Friday, May 25, 2007
A soggy but successful spring bird walk for tried-and-true birders
After four days of rain, with a light drizzle and more rain probably on the way, it required courage, good boots, and a touch of insanity to wake up at 5:30 on Sunday morning, May 20, for the 36th annual Spring Bird Walk on the Towle Conservation Land. Nevertheless, nine bleary-eyed birders, led by Ken Harte, did just that and were rewarded with the best warbler migration since 1994 plus several unusual species. If anything dampened the spirits of this group, it was not rain but the difficulty of actually seeing many of the treetop singers.
Warbler species seen, mostly around the parking lot, were a Tennessee, a Magnolia, two Black-throated Greens, and two Black-and-whites. Found singing but seen fleetingly or not at all were a Nashville Warbler, two Black-throated Blue Warblers, an American Redstart, a Common Yellowthroat, a Northern Waterthrush (yes!), and five Ovenbirds.

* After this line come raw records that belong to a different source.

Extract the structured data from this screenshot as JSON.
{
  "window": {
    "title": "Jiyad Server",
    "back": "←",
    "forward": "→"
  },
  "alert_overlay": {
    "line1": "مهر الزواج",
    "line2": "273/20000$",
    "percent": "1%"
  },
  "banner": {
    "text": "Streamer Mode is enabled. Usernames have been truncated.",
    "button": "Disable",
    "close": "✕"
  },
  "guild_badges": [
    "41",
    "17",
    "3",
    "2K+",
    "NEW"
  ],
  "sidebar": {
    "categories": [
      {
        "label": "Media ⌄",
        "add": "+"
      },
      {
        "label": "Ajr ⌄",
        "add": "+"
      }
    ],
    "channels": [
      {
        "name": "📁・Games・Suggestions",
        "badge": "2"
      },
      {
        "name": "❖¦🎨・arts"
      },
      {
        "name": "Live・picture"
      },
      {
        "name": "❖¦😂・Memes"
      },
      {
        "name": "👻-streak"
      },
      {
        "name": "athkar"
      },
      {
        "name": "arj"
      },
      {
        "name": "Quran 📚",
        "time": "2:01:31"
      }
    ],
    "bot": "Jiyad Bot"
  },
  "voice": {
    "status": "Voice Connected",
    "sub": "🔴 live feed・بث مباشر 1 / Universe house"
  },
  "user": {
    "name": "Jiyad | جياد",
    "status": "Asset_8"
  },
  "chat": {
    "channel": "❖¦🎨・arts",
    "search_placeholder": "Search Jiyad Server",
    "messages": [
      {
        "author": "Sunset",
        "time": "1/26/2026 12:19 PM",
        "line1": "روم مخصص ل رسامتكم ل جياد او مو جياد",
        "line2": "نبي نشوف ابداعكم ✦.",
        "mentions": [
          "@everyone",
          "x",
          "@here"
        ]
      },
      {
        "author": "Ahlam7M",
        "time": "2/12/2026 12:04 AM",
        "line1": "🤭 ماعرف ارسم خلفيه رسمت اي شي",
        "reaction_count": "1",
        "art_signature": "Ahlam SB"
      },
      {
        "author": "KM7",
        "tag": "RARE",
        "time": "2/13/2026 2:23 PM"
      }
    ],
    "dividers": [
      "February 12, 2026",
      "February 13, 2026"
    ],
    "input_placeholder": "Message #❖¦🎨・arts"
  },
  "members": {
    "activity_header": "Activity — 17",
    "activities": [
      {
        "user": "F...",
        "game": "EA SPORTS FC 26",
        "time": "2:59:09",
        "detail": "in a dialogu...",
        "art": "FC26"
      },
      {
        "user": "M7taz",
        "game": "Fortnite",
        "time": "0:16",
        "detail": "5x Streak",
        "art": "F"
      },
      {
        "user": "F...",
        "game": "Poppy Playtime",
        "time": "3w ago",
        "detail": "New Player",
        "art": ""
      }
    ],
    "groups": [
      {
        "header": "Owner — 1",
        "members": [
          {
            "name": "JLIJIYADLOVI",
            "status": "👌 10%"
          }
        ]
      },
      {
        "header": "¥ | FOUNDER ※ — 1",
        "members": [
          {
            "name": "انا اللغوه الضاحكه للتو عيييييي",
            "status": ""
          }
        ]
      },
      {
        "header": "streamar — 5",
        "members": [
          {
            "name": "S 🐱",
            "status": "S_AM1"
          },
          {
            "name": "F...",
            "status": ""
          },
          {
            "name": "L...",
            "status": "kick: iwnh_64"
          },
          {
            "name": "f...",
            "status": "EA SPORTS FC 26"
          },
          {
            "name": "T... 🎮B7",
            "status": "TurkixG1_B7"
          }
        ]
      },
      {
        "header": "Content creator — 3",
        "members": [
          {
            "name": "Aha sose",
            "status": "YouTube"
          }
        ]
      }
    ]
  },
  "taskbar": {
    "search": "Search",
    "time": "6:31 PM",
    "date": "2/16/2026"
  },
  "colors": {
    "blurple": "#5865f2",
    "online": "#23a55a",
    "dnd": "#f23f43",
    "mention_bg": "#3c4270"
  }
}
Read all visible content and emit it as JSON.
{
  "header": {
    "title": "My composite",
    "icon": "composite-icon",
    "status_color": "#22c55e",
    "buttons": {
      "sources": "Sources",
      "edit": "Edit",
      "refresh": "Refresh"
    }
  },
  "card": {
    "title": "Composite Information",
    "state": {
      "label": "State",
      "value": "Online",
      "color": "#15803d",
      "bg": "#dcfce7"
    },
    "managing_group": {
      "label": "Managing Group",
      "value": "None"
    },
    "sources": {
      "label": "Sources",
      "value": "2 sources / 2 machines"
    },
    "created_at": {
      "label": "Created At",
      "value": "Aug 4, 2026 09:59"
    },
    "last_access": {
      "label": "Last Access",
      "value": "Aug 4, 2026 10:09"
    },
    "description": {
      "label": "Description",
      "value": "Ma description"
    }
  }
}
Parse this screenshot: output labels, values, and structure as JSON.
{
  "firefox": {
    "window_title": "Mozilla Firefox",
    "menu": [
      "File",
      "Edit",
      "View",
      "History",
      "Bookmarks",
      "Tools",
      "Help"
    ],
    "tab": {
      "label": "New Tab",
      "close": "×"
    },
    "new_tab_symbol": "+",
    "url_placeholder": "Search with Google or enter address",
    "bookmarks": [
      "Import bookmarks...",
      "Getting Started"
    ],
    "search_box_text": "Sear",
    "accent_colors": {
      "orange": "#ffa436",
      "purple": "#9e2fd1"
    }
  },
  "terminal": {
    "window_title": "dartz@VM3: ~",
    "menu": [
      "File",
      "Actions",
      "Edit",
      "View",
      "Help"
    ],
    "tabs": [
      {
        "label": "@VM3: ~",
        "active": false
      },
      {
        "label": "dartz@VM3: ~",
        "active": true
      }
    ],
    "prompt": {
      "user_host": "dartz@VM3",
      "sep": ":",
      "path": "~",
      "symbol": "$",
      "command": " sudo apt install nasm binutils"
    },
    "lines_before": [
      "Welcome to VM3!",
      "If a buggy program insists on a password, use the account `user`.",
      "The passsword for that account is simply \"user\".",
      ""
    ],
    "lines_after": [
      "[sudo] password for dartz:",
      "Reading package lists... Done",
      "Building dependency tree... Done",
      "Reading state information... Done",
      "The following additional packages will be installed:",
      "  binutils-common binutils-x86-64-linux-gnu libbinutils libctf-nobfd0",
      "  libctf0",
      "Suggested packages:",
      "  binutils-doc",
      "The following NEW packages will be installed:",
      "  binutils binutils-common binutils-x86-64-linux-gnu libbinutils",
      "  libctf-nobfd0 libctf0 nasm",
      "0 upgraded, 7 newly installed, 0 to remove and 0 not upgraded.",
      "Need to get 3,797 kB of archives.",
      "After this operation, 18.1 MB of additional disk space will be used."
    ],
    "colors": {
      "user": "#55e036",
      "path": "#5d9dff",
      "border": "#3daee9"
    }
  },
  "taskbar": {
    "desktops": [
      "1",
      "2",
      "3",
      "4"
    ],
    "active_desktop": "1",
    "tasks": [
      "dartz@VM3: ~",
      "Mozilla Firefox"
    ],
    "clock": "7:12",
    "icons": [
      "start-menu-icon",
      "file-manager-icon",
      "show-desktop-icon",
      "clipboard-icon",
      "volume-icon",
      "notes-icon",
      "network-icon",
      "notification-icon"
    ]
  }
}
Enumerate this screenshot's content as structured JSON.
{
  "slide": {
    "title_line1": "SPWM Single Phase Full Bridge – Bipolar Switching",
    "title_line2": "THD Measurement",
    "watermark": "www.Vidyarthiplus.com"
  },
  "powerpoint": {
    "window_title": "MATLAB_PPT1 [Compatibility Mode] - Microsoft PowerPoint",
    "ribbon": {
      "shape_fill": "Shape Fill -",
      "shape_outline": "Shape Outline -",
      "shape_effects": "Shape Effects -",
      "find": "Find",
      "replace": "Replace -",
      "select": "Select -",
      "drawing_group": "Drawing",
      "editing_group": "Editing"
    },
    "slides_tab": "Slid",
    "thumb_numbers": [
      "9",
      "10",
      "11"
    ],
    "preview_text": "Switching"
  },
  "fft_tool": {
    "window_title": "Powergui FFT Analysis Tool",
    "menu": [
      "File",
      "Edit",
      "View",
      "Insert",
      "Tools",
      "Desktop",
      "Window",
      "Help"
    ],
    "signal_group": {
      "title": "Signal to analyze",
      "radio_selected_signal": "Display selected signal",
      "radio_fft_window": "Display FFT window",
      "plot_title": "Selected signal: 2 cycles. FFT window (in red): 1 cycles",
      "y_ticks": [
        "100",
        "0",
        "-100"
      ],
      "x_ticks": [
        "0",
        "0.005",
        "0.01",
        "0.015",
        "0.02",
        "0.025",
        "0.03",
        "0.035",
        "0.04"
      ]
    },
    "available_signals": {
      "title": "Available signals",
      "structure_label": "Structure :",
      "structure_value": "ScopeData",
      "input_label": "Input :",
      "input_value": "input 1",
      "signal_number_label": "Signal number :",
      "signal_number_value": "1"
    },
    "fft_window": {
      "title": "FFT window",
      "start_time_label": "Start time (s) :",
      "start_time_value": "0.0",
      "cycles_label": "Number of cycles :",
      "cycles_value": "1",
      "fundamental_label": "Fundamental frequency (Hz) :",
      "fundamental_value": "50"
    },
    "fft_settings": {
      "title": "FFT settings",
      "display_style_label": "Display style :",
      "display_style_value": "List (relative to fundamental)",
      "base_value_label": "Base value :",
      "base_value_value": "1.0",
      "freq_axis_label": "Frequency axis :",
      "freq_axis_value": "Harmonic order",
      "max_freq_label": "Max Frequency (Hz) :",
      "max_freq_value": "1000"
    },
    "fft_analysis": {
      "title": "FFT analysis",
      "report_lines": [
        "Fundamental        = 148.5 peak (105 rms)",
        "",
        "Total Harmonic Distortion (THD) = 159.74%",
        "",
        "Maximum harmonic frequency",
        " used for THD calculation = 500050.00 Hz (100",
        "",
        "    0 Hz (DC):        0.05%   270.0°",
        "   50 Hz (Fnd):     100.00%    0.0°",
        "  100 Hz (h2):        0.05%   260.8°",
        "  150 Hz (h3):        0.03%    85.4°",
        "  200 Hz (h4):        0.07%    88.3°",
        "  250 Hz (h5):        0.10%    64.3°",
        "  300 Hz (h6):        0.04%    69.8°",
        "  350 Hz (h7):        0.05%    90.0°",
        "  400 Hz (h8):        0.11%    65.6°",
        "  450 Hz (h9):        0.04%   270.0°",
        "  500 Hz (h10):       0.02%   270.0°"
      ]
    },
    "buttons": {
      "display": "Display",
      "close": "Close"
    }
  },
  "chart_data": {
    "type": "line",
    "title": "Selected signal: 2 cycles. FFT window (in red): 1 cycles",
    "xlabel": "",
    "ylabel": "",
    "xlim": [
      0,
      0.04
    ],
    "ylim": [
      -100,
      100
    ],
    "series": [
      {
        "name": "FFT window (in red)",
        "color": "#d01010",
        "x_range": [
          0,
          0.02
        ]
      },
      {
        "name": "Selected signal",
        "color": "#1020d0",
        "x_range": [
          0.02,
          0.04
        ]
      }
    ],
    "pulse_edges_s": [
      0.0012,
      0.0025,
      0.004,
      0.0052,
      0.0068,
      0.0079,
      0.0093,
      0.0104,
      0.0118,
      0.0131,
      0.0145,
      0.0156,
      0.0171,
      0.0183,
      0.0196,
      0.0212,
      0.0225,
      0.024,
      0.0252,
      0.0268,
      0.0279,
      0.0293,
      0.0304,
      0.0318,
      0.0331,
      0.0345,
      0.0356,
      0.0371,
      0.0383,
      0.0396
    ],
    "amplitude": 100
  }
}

Other birds of interest were a Least Flycatcher, picked up by D'Ann Brownrigg's sharp ears near the road, just west of the pond (not seen on the Towle Land since 1990), a Green Heron at the pond (for the fourth time in the 36 years of this walk), a Wild Turkey (found at the Towle Land only since 2005), two Eastern Bluebirds, and two male Bobolinks (same as last year).
Not a bird but a fungus were several balls of slimy orange fingers attached to Eastern Red Cedars in the extreme western corner of the land. Liz Carpenter, who happens to be writing a Biodiversity Corner column on this parasite for the Mosquito (see page 12), was thus able to identify it as Cedar-Apple Rust. And three specimens of that rare wildflower Fringed Polygala were found, as they are every year, along the Inner Loop Trail.
© 2007 The Carlisle Mosquito